  • 2: HERO: Hessian-Enhanced Robust Optimization for Unifying and Improving Generalization and Quantization Performance

    Huanrui Yang (University of California, Berkeley, USA)

    With the recent demand of deploying neural network models on mobile and edge devices, it is desired to improve the model's generalizability on unseen testing data, as well as enhance the model's robustness under post-training fixed-point quantization with dynamic precision for efficient deployment. Minimizing the training loss, however, provides few guarantees on the generalization and quantization performance. In this work, we improve generalization and quantization performance simultaneously by theoretically unifying them under the framework of robustness against bounded weight perturbation. We therefore propose HERO, a Hessian-enhanced robust optimization method, to minimize the Hessian eigenvalues through a gradient-based training process, simultaneously improving the generalization and quantization performance.

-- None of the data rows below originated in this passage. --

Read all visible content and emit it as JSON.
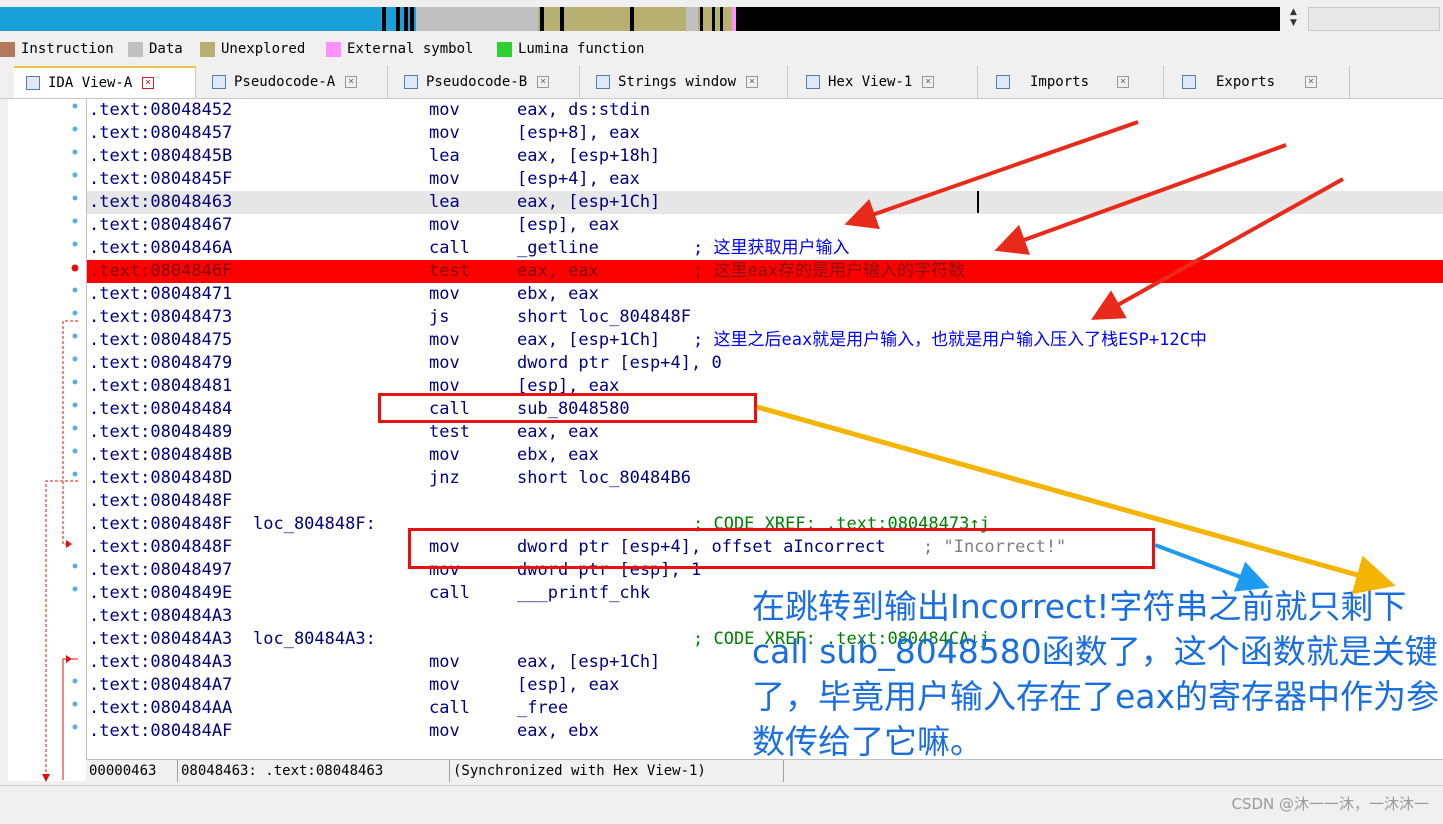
{
  "colors": {
    "accent": "#1aa0d9",
    "breakpoint": "#ff0000",
    "highlight_box": "#e81010",
    "annotation_text": "#1a6fe0",
    "arrow_red": "#e82a1a",
    "arrow_yellow": "#f5b400",
    "arrow_blue": "#1e9af0"
  },
  "legend": [
    {
      "label": "Instruction",
      "color": "#b4785a"
    },
    {
      "label": "Data",
      "color": "#c0c0c0"
    },
    {
      "label": "Unexplored",
      "color": "#b8b070"
    },
    {
      "label": "External symbol",
      "color": "#ff90ff"
    },
    {
      "label": "Lumina function",
      "color": "#30d030"
    }
  ],
  "tabs": [
    {
      "label": "IDA View-A",
      "icon": "ida-view-icon",
      "active": true
    },
    {
      "label": "Pseudocode-A",
      "icon": "pseudocode-icon",
      "active": false
    },
    {
      "label": "Pseudocode-B",
      "icon": "pseudocode-icon",
      "active": false
    },
    {
      "label": "Strings window",
      "icon": "strings-icon",
      "active": false
    },
    {
      "label": "Hex View-1",
      "icon": "hex-icon",
      "active": false
    },
    {
      "label": "Imports",
      "icon": "imports-icon",
      "active": false
    },
    {
      "label": "Exports",
      "icon": "exports-icon",
      "active": false
    }
  ],
  "tab_close_glyph": "×",
  "code": [
    {
      "addr": ".text:08048452",
      "mn": "mov",
      "op": "eax, ds:stdin"
    },
    {
      "addr": ".text:08048457",
      "mn": "mov",
      "op": "[esp+8], eax"
    },
    {
      "addr": ".text:0804845B",
      "mn": "lea",
      "op": "eax, [esp+18h]"
    },
    {
      "addr": ".text:0804845F",
      "mn": "mov",
      "op": "[esp+4], eax"
    },
    {
      "addr": ".text:08048463",
      "mn": "lea",
      "op": "eax, [esp+1Ch]"
    },
    {
      "addr": ".text:08048467",
      "mn": "mov",
      "op": "[esp], eax"
    },
    {
      "addr": ".text:0804846A",
      "mn": "call",
      "op": "_getline",
      "comment": "; 这里获取用户输入"
    },
    {
      "addr": ".text:0804846F",
      "mn": "test",
      "op": "eax, eax",
      "comment": "; 这里eax存的是用户输入的字符数"
    },
    {
      "addr": ".text:08048471",
      "mn": "mov",
      "op": "ebx, eax"
    },
    {
      "addr": ".text:08048473",
      "mn": "js",
      "op": "short loc_804848F"
    },
    {
      "addr": ".text:08048475",
      "mn": "mov",
      "op": "eax, [esp+1Ch]",
      "comment": "; 这里之后eax就是用户输入，也就是用户输入压入了栈ESP+12C中"
    },
    {
      "addr": ".text:08048479",
      "mn": "mov",
      "op": "dword ptr [esp+4], 0"
    },
    {
      "addr": ".text:08048481",
      "mn": "mov",
      "op": "[esp], eax"
    },
    {
      "addr": ".text:08048484",
      "mn": "call",
      "op": "sub_8048580"
    },
    {
      "addr": ".text:08048489",
      "mn": "test",
      "op": "eax, eax"
    },
    {
      "addr": ".text:0804848B",
      "mn": "mov",
      "op": "ebx, eax"
    },
    {
      "addr": ".text:0804848D",
      "mn": "jnz",
      "op": "short loc_80484B6"
    },
    {
      "addr": ".text:0804848F",
      "mn": "",
      "op": ""
    },
    {
      "addr": ".text:0804848F",
      "label": "loc_804848F:",
      "mn": "",
      "op": "",
      "xref": "; CODE XREF: .text:08048473↑j"
    },
    {
      "addr": ".text:0804848F",
      "mn": "mov",
      "op": "dword ptr [esp+4], offset aIncorrect",
      "str": "; \"Incorrect!\""
    },
    {
      "addr": ".text:08048497",
      "mn": "mov",
      "op": "dword ptr [esp], 1"
    },
    {
      "addr": ".text:0804849E",
      "mn": "call",
      "op": "___printf_chk"
    },
    {
      "addr": ".text:080484A3",
      "mn": "",
      "op": ""
    },
    {
      "addr": ".text:080484A3",
      "label": "loc_80484A3:",
      "mn": "",
      "op": "",
      "xref": "; CODE XREF: .text:080484CA↓j"
    },
    {
      "addr": ".text:080484A3",
      "mn": "mov",
      "op": "eax, [esp+1Ch]"
    },
    {
      "addr": ".text:080484A7",
      "mn": "mov",
      "op": "[esp], eax"
    },
    {
      "addr": ".text:080484AA",
      "mn": "call",
      "op": "_free"
    },
    {
      "addr": ".text:080484AF",
      "mn": "mov",
      "op": "eax, ebx"
    }
  ],
  "status": {
    "offset": "00000463",
    "location": "08048463: .text:08048463",
    "sync": "(Synchronized with Hex View-1)"
  },
  "annotation": "在跳转到输出Incorrect!字符串之前就只剩下call sub_8048580函数了，这个函数就是关键了，毕竟用户输入存在了eax的寄存器中作为参数传给了它嘛。",
  "watermark": "CSDN @沐一一沐，一沐沐一"
}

  • 3: Object-Based Fusion System in ADAS

    Yan Zheng (Huayu Automotive Systems Co.,Ltd., China)

    As different types of sensors are applied in ADAS, most ADAS systems are becoming multi-sensor systems beyond single-sensor systems, and fusion techniques are widely applied in these systems. Generally speaking, a fusion system has three levels. The first level is the sensor level, which may include sensors such as cameras, millimeter wave radar, ultra-sonic radar, and Lidar. The second level is the fusion level, which integrates the object information detected by sensors and outputs the fused object with speed, distance, and other properties. The third level is the application level, which sends the brake or steering request to the vehicle actuators to realize automatically longitudinal and lateral control. In this speech, the interrelationship between levels and the system will be explained.

  • 4: Millimeter-Wave Radar: A New Approach for Privacy Protection Human Sensing

    Jun Tian (Fujitsu R&D Center Co.,Ltd., China)

    As ageing society is coming, to care the elder people better, some sensing approaches are critical to protect them from harm like falling. Using video can effectively realize the function. But, considering the privacy issue, it is not suitable to be used in bedroom, toilet etc. where falling happens frequently. mmWave radar, progressing rapidly recently, is a good candidate to realize the sensing function in the scenario. In this report, based on two sensing methodologies, the research of human fall detection technologies using mmWave radar is introduced.

Session 9E: (Thursday, January 19, 15:00 - 16:15)

Panel Discussion: Aiming Direction of DX System Design from Hardware to Application

Organizer: Koichiro YAMASHITA (Fujitsu R&D Center Co., LTD., China)
Session Chair: Koichiro YAMASHITA (Fujitsu R&D Center Co., LTD., China)

Common topic or keyword with Designer's Forum speakers from different layers and fields. In oral sessions, there are hot and traditional fields such as "next-generation computers," "sensors," and"edge." Then "Automotive" emerged as a common keyword. The theme of panel discussion is "Aiming Direction of DX (Digital Transformation) System Design from Hardware to Application," and opinions will be exchanged at Automotive as a specific application topic. Speakers of the oral sessions will join again as panelists as much as time allows, and to conduct meaningful discussions. Speakers, various layers and different fields, hope that it will be an opportunity to discover new perspectives and collaboration in future.

Panelist: Speakers' from Designer's Forum

Last Updated on: December 21, 2022